Tell us a little about yourself.
Hi, my name is Perry Engel and I live in Connecticut where I work in IT. Back in the 80's I owned an Atari ST, but now I own two dogs and four cats.
I consider myself creative and am most passionate about inventing. I am a creator, maker, tinkerer and DIYer, but tinkerer is a good catch-all. I modify most things I have and also make some things from scratch. I enjoy the process of trying something and seeing what works and then making more changes. Most products can be improved on by simple changes.
How did you get into 3D design?
I originally bought CAD3D and then trueSpace v2.3. I taught myself on both of these but I did get a few books when available. CAD3D had some nice features and was one of the first affordable 3d applications. The user interface was adequate for its day. It was a bit hard to build anything really complex due to memory and CPU speed.
trueSpace is actually a very good application. In fact I still use it. It has some nice features like extrusion, lathe mirroring, Boolean functions and many other features. It is probably closest to the environment in Tinkercad of the software I have used.
3D design is allowing more innovation to be made real in a much faster time...

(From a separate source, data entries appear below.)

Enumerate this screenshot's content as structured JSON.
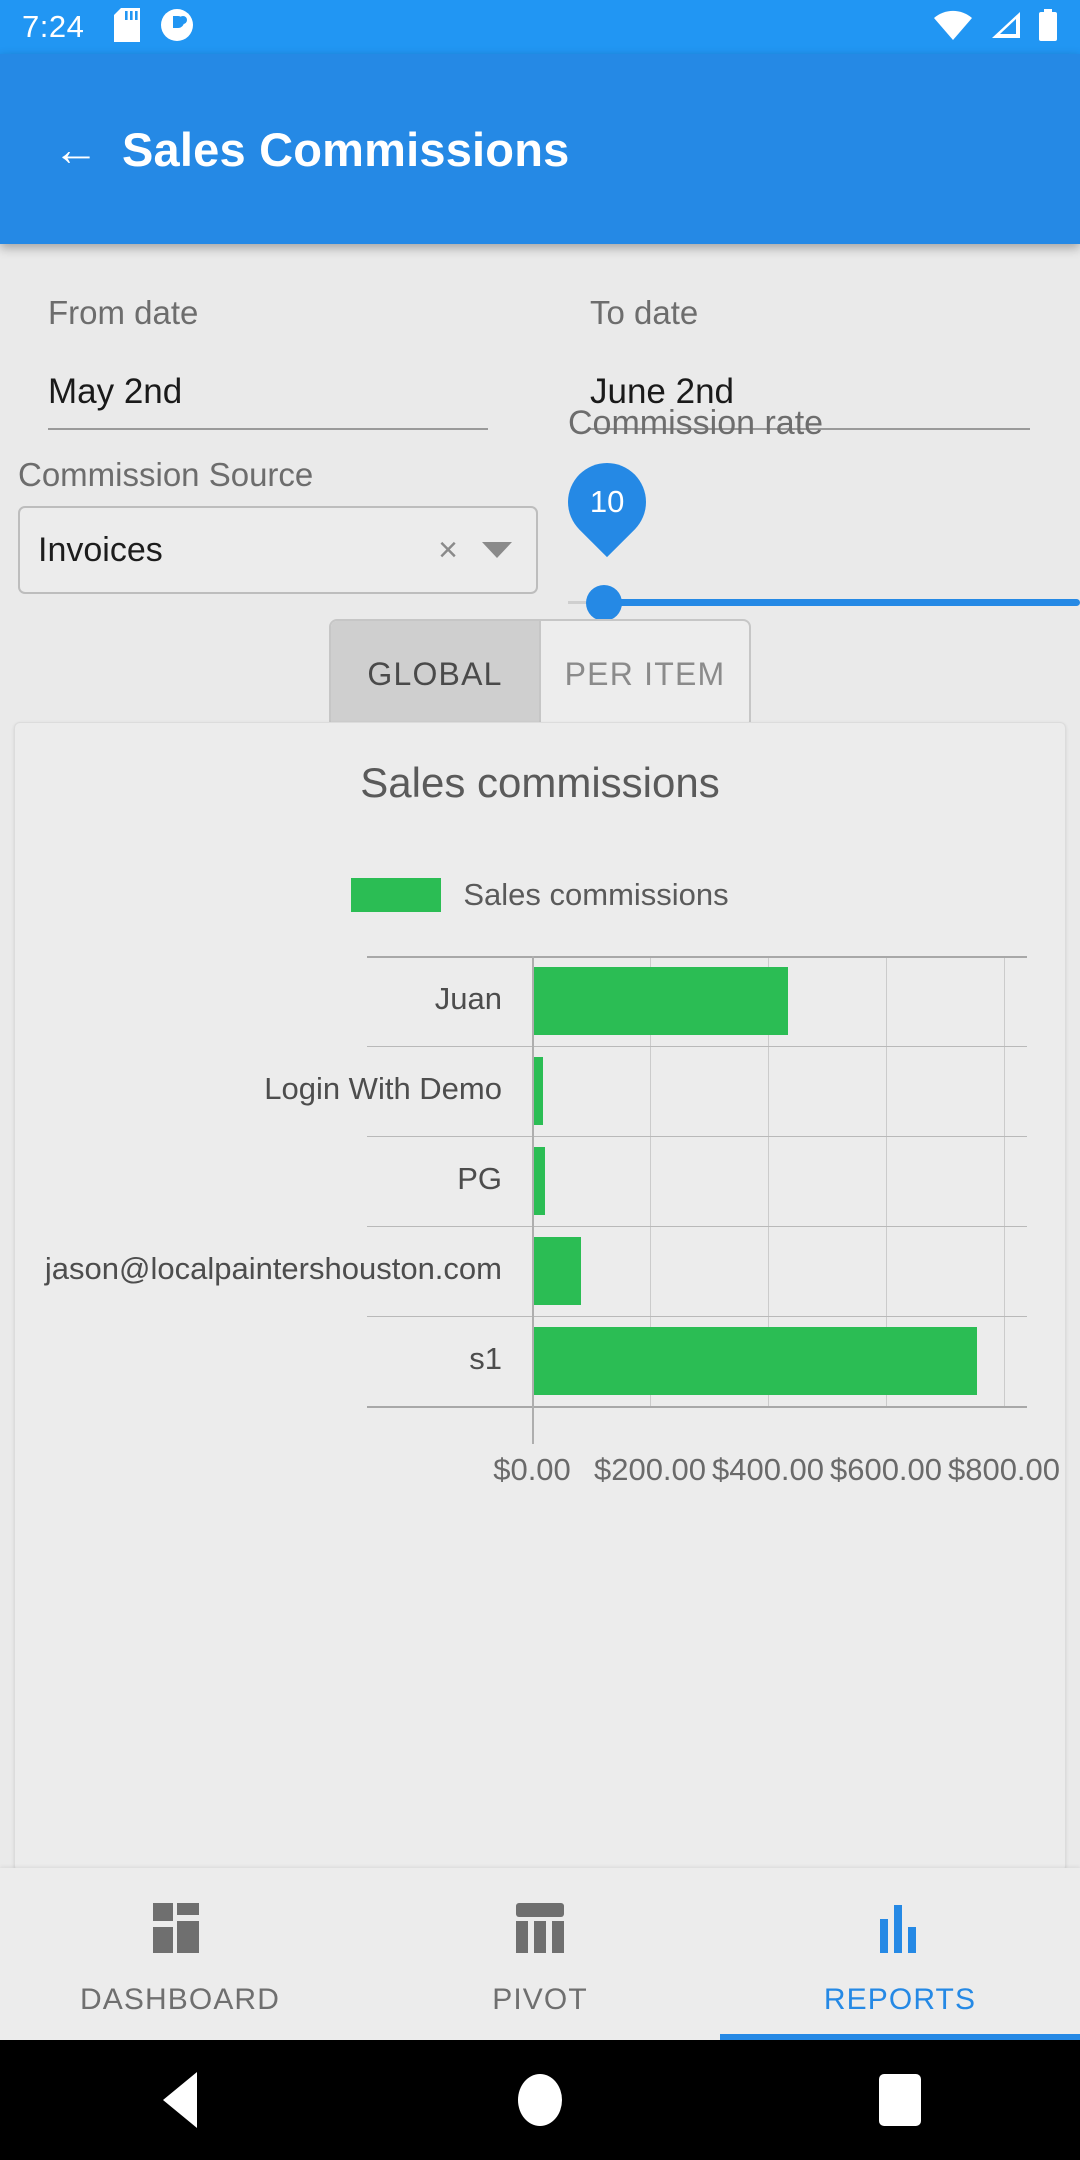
{
  "status_bar": {
    "time": "7:24",
    "icons_left": [
      "sd-card-icon",
      "app-notification-icon"
    ],
    "icons_right": [
      "wifi-icon",
      "cellular-signal-icon",
      "battery-icon"
    ]
  },
  "app_bar": {
    "back_label": "←",
    "title": "Sales Commissions",
    "background": "#2589e5"
  },
  "filters": {
    "from_date": {
      "label": "From date",
      "value": "May 2nd"
    },
    "to_date": {
      "label": "To date",
      "value": "June 2nd"
    },
    "commission_source": {
      "label": "Commission Source",
      "value": "Invoices",
      "clear_glyph": "×",
      "caret": "chevron-down-icon"
    },
    "commission_rate": {
      "label": "Commission rate",
      "value": "10",
      "min": 0,
      "max": 100
    }
  },
  "mode_toggle": {
    "options": [
      "GLOBAL",
      "PER ITEM"
    ],
    "selected": "GLOBAL"
  },
  "chart_data": {
    "type": "bar",
    "orientation": "horizontal",
    "title": "Sales commissions",
    "legend": [
      "Sales commissions"
    ],
    "legend_position": "top-center",
    "series_color": "#2bbd54",
    "categories": [
      "Juan",
      "Login With Demo",
      "PG",
      "jason@localpaintershouston.com",
      "s1"
    ],
    "values": [
      430,
      15,
      18,
      80,
      750
    ],
    "xlabel": "",
    "ylabel": "",
    "xlim": [
      0,
      900
    ],
    "xticks": [
      "$0.00",
      "$200.00",
      "$400.00",
      "$600.00",
      "$800.00"
    ],
    "xtick_values": [
      0,
      200,
      400,
      600,
      800
    ],
    "grid": true
  },
  "bottom_nav": {
    "items": [
      {
        "label": "DASHBOARD",
        "icon": "dashboard-grid-icon",
        "active": false
      },
      {
        "label": "PIVOT",
        "icon": "pivot-table-icon",
        "active": false
      },
      {
        "label": "REPORTS",
        "icon": "bar-chart-icon",
        "active": true
      }
    ],
    "accent": "#2589e5"
  },
  "android_nav": {
    "back": "back-triangle-icon",
    "home": "home-circle-icon",
    "recents": "recents-square-icon"
  }
}
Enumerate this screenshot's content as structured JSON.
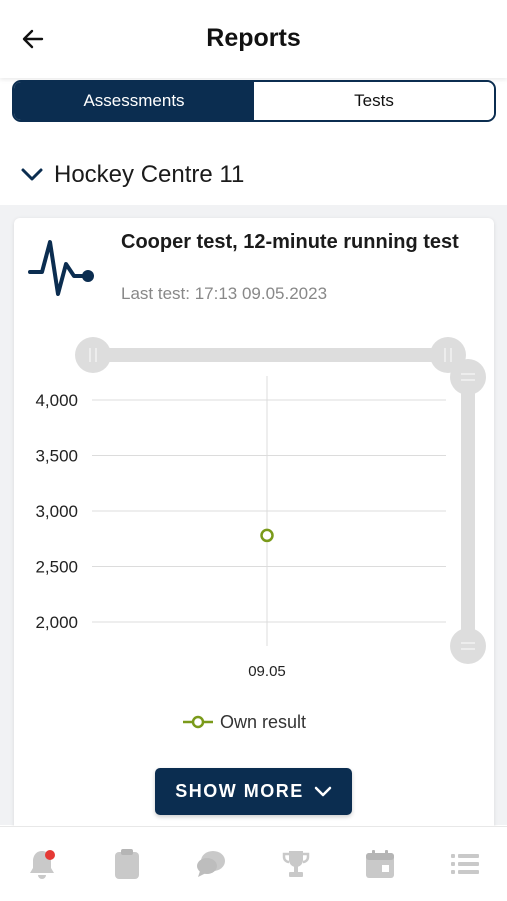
{
  "header": {
    "title": "Reports",
    "back_icon": "arrow-left-icon"
  },
  "tabs": [
    {
      "label": "Assessments",
      "active": true
    },
    {
      "label": "Tests",
      "active": false
    }
  ],
  "group": {
    "label": "Hockey Centre 11",
    "expanded": true
  },
  "report": {
    "test_name": "Cooper test, 12-minute running test",
    "last_test": "Last test: 17:13 09.05.2023",
    "icon": "heartbeat-icon",
    "show_more_label": "SHOW MORE"
  },
  "chart_data": {
    "type": "line",
    "x": [
      "09.05"
    ],
    "series": [
      {
        "name": "Own result",
        "values": [
          2780
        ]
      }
    ],
    "yticks": [
      "4,000",
      "3,500",
      "3,000",
      "2,500",
      "2,000"
    ],
    "ytick_values": [
      4000,
      3500,
      3000,
      2500,
      2000
    ],
    "ylim": [
      2000,
      4000
    ],
    "grid": true,
    "legend": "bottom",
    "colors": {
      "series": "#7a9a1a",
      "grid": "#dcdcdc",
      "slider": "#dddddd"
    }
  },
  "nav": [
    {
      "icon": "bell-icon",
      "has_badge": true
    },
    {
      "icon": "clipboard-icon"
    },
    {
      "icon": "chat-icon"
    },
    {
      "icon": "trophy-icon"
    },
    {
      "icon": "calendar-icon"
    },
    {
      "icon": "list-icon"
    }
  ],
  "colors": {
    "primary": "#0b2d50",
    "badge": "#e53935",
    "muted_icon": "#c9c9c9"
  }
}
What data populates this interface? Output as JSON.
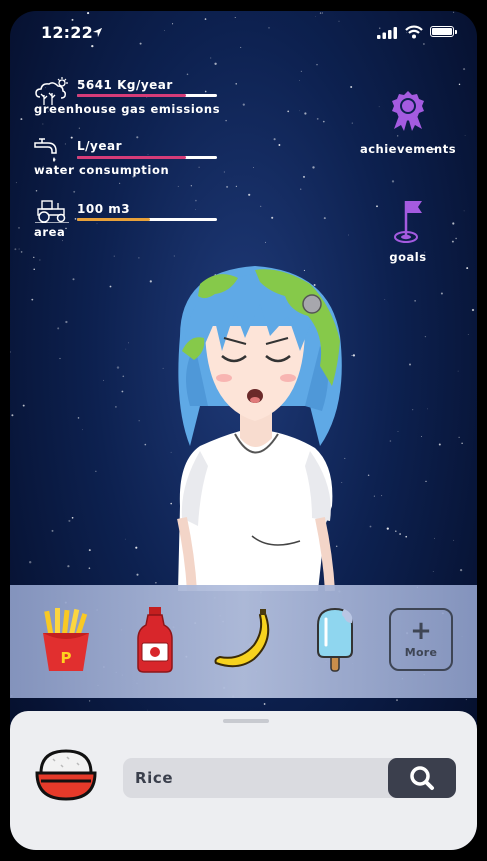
{
  "status_bar": {
    "time": "12:22"
  },
  "stats": [
    {
      "value": "5641 Kg/year",
      "label": "greenhouse gas emissions",
      "icon": "weather-icon",
      "level": 0.78,
      "color": "#d63c78"
    },
    {
      "value": "L/year",
      "label": "water consumption",
      "icon": "faucet-icon",
      "level": 0.78,
      "color": "#d63c78"
    },
    {
      "value": "100 m3",
      "label": "area",
      "icon": "tractor-icon",
      "level": 0.52,
      "color": "#e8a13a"
    }
  ],
  "side": {
    "achievements": {
      "label": "achievements",
      "icon": "award-medal-icon",
      "color": "#a45be0"
    },
    "goals": {
      "label": "goals",
      "icon": "flag-goal-icon",
      "color": "#a45be0"
    }
  },
  "foods": [
    {
      "name": "fries-icon"
    },
    {
      "name": "ketchup-icon"
    },
    {
      "name": "banana-icon"
    },
    {
      "name": "popsicle-icon"
    }
  ],
  "more": {
    "label": "More"
  },
  "search": {
    "value": "Rice",
    "icon": "search-icon"
  },
  "selected_food": {
    "icon": "rice-bowl-icon"
  }
}
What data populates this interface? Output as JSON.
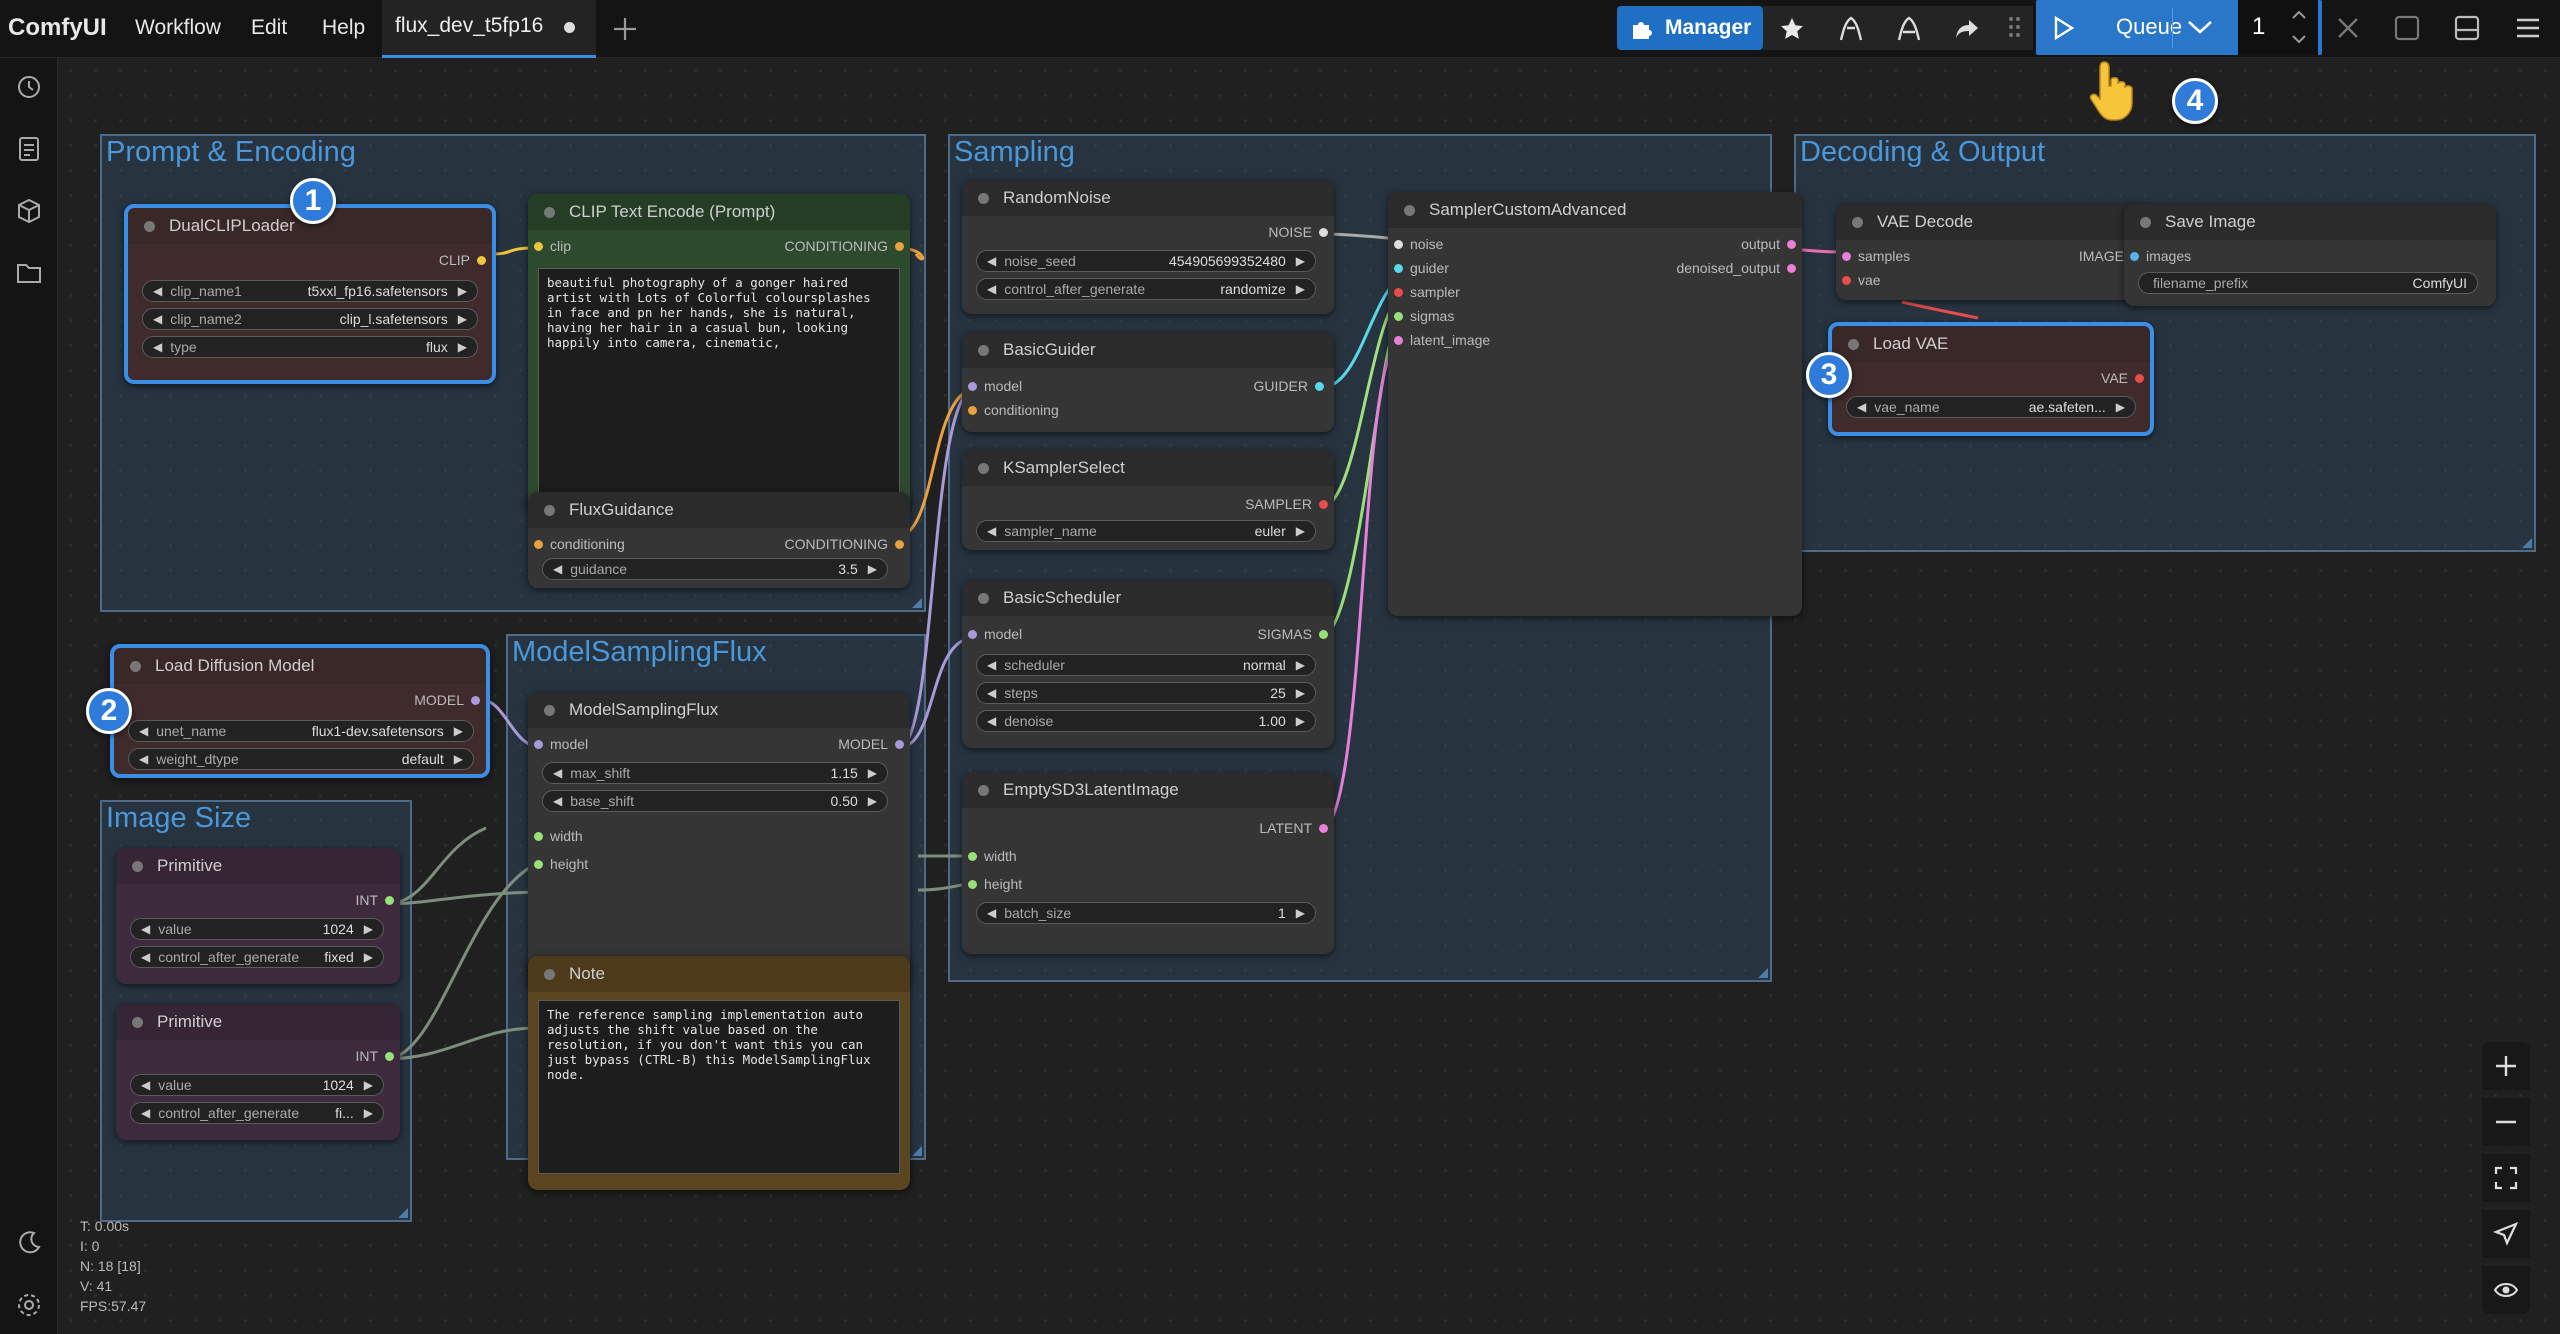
{
  "app": {
    "logo": "ComfyUI",
    "menu": [
      "Workflow",
      "Edit",
      "Help"
    ],
    "tab": "flux_dev_t5fp16",
    "new_tab_icon": "plus-icon"
  },
  "toolbar": {
    "manager_label": "Manager",
    "queue_label": "Queue",
    "queue_count": "1"
  },
  "colors": {
    "accent": "#2f7bd9",
    "manager": "#1f6fc5",
    "queue": "#2a76c9"
  },
  "groups": {
    "prompt": "Prompt & Encoding",
    "sampling": "Sampling",
    "decoding": "Decoding & Output",
    "model_sampling": "ModelSamplingFlux",
    "image_size": "Image Size"
  },
  "nodes": {
    "dualclip": {
      "title": "DualCLIPLoader",
      "out": "CLIP",
      "w1l": "clip_name1",
      "w1v": "t5xxl_fp16.safetensors",
      "w2l": "clip_name2",
      "w2v": "clip_l.safetensors",
      "w3l": "type",
      "w3v": "flux"
    },
    "cliptext": {
      "title": "CLIP Text Encode (Prompt)",
      "in": "clip",
      "out": "CONDITIONING",
      "text": "beautiful photography of a gonger haired artist with Lots of Colorful coloursplashes in face and pn her hands, she is natural, having her hair in a casual bun, looking happily into camera, cinematic,"
    },
    "fluxguidance": {
      "title": "FluxGuidance",
      "in": "conditioning",
      "out": "CONDITIONING",
      "wl": "guidance",
      "wv": "3.5"
    },
    "loaddiff": {
      "title": "Load Diffusion Model",
      "out": "MODEL",
      "w1l": "unet_name",
      "w1v": "flux1-dev.safetensors",
      "w2l": "weight_dtype",
      "w2v": "default"
    },
    "msf": {
      "title": "ModelSamplingFlux",
      "in1": "model",
      "out": "MODEL",
      "w1l": "max_shift",
      "w1v": "1.15",
      "w2l": "base_shift",
      "w2v": "0.50",
      "in2": "width",
      "in3": "height"
    },
    "prim1": {
      "title": "Primitive",
      "out": "INT",
      "w1l": "value",
      "w1v": "1024",
      "w2l": "control_after_generate",
      "w2v": "fixed"
    },
    "prim2": {
      "title": "Primitive",
      "out": "INT",
      "w1l": "value",
      "w1v": "1024",
      "w2l": "control_after_generate",
      "w2v": "fi..."
    },
    "note": {
      "title": "Note",
      "text": "The reference sampling implementation auto adjusts the shift value based on the resolution, if you don't want this you can just bypass (CTRL-B) this ModelSamplingFlux node."
    },
    "randnoise": {
      "title": "RandomNoise",
      "out": "NOISE",
      "w1l": "noise_seed",
      "w1v": "454905699352480",
      "w2l": "control_after_generate",
      "w2v": "randomize"
    },
    "guider": {
      "title": "BasicGuider",
      "in1": "model",
      "in2": "conditioning",
      "out": "GUIDER"
    },
    "ksel": {
      "title": "KSamplerSelect",
      "out": "SAMPLER",
      "wl": "sampler_name",
      "wv": "euler"
    },
    "sched": {
      "title": "BasicScheduler",
      "in": "model",
      "out": "SIGMAS",
      "w1l": "scheduler",
      "w1v": "normal",
      "w2l": "steps",
      "w2v": "25",
      "w3l": "denoise",
      "w3v": "1.00"
    },
    "latent": {
      "title": "EmptySD3LatentImage",
      "out": "LATENT",
      "in1": "width",
      "in2": "height",
      "wl": "batch_size",
      "wv": "1"
    },
    "sca": {
      "title": "SamplerCustomAdvanced",
      "in1": "noise",
      "in2": "guider",
      "in3": "sampler",
      "in4": "sigmas",
      "in5": "latent_image",
      "out1": "output",
      "out2": "denoised_output"
    },
    "vaedec": {
      "title": "VAE Decode",
      "in1": "samples",
      "in2": "vae",
      "out": "IMAGE"
    },
    "save": {
      "title": "Save Image",
      "in": "images",
      "wl": "filename_prefix",
      "wv": "ComfyUI"
    },
    "loadvae": {
      "title": "Load VAE",
      "out": "VAE",
      "wl": "vae_name",
      "wv": "ae.safeten..."
    }
  },
  "badges": [
    "1",
    "2",
    "3",
    "4"
  ],
  "stats": [
    "T: 0.00s",
    "I: 0",
    "N: 18 [18]",
    "V: 41",
    "FPS:57.47"
  ]
}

How do you think web-based 3D design will change the world?
Rapid prototyping and collaborative design should help to speed innovation. One good example is during the chess challenge. Arian and I made similar chess sets at almost the same time (his was a toy chest and mine was childhood toys). This is not an uncommon phenomenon.
When many people are working on ideas in an environment, and see progress sometimes, they will have similar ideas crop up. This is actually good for several reasons. Some of the work can be picked through and best of both emerge. Also, in Thingiverse I see ideas I am working on being done by others. Some are ideas which I can improve on and some of mine will trigger innovation by others.
Overall, the collaborative aspect stimulates innovation and makes for faster progress. 3D design is allowing more innovation to be made real in a much faster time than before. I personally am OK at sculpting and building things, but being able to redesign in the computer allows me to make changes and spot problems before actually making a prototype.
What designer or inventor has influenced and inspired you the most?
R. Buckminster Fuller is best known as the inventor of the geodesic dome. He also had many designs which were not as well received in spite of their being very good ideas -- something I can relate to!
Science fiction also inspires me. I like to try to solve problems that seem to need solutions. The expression, "Necessity is the Mother of Invention," comes to mind. I carried a phone, a multi-tool (like a leatherman) and a flashlight. The belt holsters for the three was too much, so I made one for all three. Not a fashion item most would opt for, but I like having the items on hand and not in my pockets.
Going to close-out stores and looking at products that "failed" is also good for inspiration. Sometimes what we think is the better product, like Betamax, is not always the best winner. Marketing often is a bigger force then the product itself. Fashion often is also a bigger influence. Many good ideas are there to look over and lessons to be learned about why they were not the winner.
Sometimes I have a hard time figuring out why the better engineered didn’t win. One example is the PC. In the early days it was not a better platform then the Atari ST or the Amiga or the Mac, but market saturation of the PC made it the front-runner. Often things that are better (engineered) lose due to factors like fashion and marketing.
Words I live by...
Try to leave things better than how you found them. I think if more people would try to make things better everyone benefits.
What design are you the most proud of?
A software website I made at work which interfaces to Sybase. I is used on my job. It is a combination of SQL, PERL, CGI and HTML. The Sybase database was accessed by an interface that was difficult to get the data out for the users. A web-based interface allowed them to get reports without having to know the specifics of the database.
Making the web CGI (the forms that process requests) was a challenge as it had to be able to first access the database to create drop down lists of available data (users, products, permissions, etc). The drop down lists are part of a page where they then choose and generate reports. PERL handles the CGI and lots of other text processing. It also has data I conflate from the DB into text files for faster access. This made reports which took hours to run previously take seconds. The PERL also dynamically generates the HTML forms as well as presenting the reports into .CSV format (ready for EXCEL). It is what you would call a Rube Goldberg-type of contraption, like the Game Mousetrap.